Needless to say, these changes make it harder to make a profit. Therefore, the most successful businesses of the future will be circular, as they will demonstrate greater financial stability, thereby winning shareholder support. However, stakeholders such as consumers are also an important part of considerations and are already demanding companies adapt. Right-to-repair movements have been calling for manufacturers to provide access to spare parts, product manuals, and upgrade services. The EU’s right-to-repair policy came into force in 2021.

We are witnessing the beginnings of a conceptual change in how we view the role of business. Stakeholder capitalism will reimagine a business’s role in society by incorporating the needs of the stakeholders impacted by business decisions.

Circular businesses may also be the most tech-savvy

Technology is vital to the transition from a linear to a circular economy. It is increasingly capable of supporting previously theoretical aspects of the circular economy, resulting in much lower consumption of resources, improvements to energy efficiency, greater supply chain visibility, and extended product lifecycles.

Moving to circular business models will encourage technological innovation. Using new ecodesign methods will require investment in advanced materials and artificial intelligence. Tracking and refurbishing products are much easier using blockchain and robotics. 3D printing and the Internet of Things (IoT) are vital to enable product repair.

A circular business will be a technologically competent business. It will be much more likely to be able to weather future shocks and will be at the forefront of new disruptive technologies.

Implementation challenges remain and timescales vary wildly

The circular economy is in its infancy, and no major industries currently operate in an entirely circular manner. While change may be inevitable, the timescale on which this happens could be anything from the next five to fifty years, and many challenges still need to be overcome. Many enabling technologies are also in the early stages of development and can be expensive and difficult to scale. Businesses find it difficult to justify a change to stakeholders, a combination of the expense and inertia to change. Rejigging supply chains and reshoring production is also extremely complex. Therefore, governments and financial institutions have a pivotal role in investing in and offering incentives to technology companies. This investment is vital if the scale of the circular economy is to match the present-day linear economy.

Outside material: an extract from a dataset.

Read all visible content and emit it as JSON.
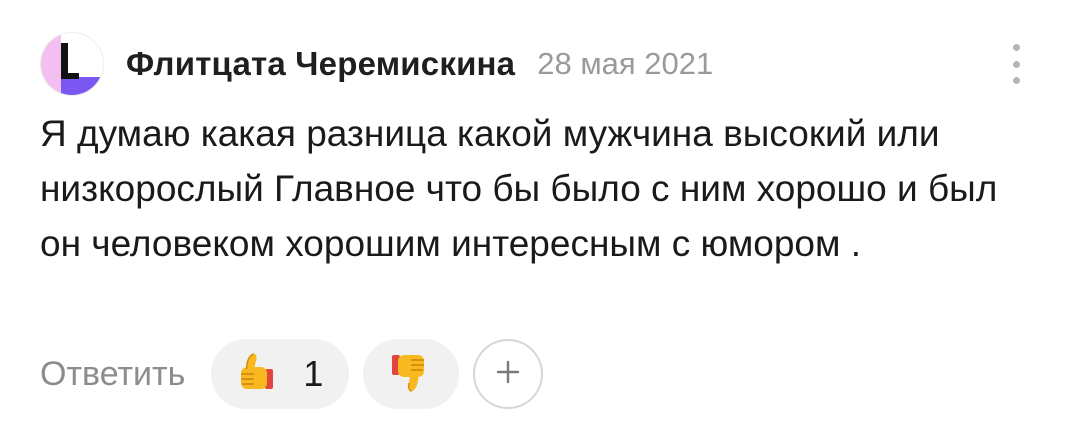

Implementation challenges remain and timescales vary wildly

The circular economy is in its infancy, and no major industries currently operate in an entirely circular manner. While change may be inevitable, the timescale on which this happens could be anything from the next five to fifty years, and many challenges still need to be overcome. Many of the enabling technologies are also in the early stages of development and can be expensive and difficult to scale. Businesses find it difficult to justify a change to stakeholders, a combination of the expense involved and inertia to change. Rejigging supply chains and reshoring production is also extremely complex. Therefore, governments and financial institutions have a pivotal role to play in investing in and offering incentives to technology companies. This investment is vital if the scale of the circular economy is to match the present-day linear economy.